Orbital period
(days)
Eccentricity Inclination Radius
b ≥10.50 ± 2.47 MJ 1.54 ± 0.07 516.22 ± 3.25 0.08 ± 0.03

See also[edit]

References[edit]

  1. ^ a b c d e f van Leeuwen, F. (2007). "Validation of the new Hipparcos reduction". Astronomy and Astrophysics. 474 (2): 653–664. arXiv:0708.1752Freely accessible. Bibcode:2007A&A...474..653V. doi:10.1051/0004-6361:20078357.  Vizier catalog entry
  2. ^ a b c d e f g Baines, Ellyn K.; et al. (2018). "Fundamental Parameters of 87 Stars from the Navy Precision Optical Interferometer". The Astronomical Journal. 155. 30. arXiv:1712.08109Freely accessible. Bibcode:2018AJ....155...30B. doi:10.3847/1538-3881/aa9d8b. 
  3. ^ a b c d e f Döllinger, P.; et al. (2009). "Planetary companions around the K giant stars 11 Ursae Minoris and HD 32518". Astronomy and Astrophysics. 505 (3): 1311–1317. arXiv:0908.1753Freely accessible.

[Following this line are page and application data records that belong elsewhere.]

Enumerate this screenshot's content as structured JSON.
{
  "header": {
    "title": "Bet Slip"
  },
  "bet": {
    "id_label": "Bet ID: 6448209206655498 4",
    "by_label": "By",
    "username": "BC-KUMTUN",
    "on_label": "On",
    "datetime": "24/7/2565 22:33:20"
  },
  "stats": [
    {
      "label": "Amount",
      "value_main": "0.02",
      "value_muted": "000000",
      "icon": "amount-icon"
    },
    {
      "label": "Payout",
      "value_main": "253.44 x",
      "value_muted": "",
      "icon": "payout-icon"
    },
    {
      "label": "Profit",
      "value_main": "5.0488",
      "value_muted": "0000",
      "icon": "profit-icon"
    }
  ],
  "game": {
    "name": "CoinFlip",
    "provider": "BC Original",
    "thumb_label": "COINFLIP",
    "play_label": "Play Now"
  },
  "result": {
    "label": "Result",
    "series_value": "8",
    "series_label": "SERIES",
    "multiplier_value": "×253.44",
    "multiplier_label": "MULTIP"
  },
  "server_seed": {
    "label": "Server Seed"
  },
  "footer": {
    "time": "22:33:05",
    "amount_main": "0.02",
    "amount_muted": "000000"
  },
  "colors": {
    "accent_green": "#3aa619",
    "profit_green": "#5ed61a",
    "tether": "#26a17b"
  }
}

Bibcode:2009A&A...505.1311D. doi:10.1051/0004-6361/200911702. 
  4. ^ Kostjuk, N. D. (2004). "VizieR Online Data Catalog: HD-DM-GC-HR-HIP-Bayer-Flamsteed Cross Index (Kostjuk, 2002)". VizieR On-line Data Catalog: IV/27A. Originally published in: Institute of Astronomy of Russian Academy of Sciences (2002). 4027. Bibcode:2004yCat.4027....0K. 

External links[edit]

Coordinates: Sky map 15h 17m 05.8886s, +71° 49′ 26.044″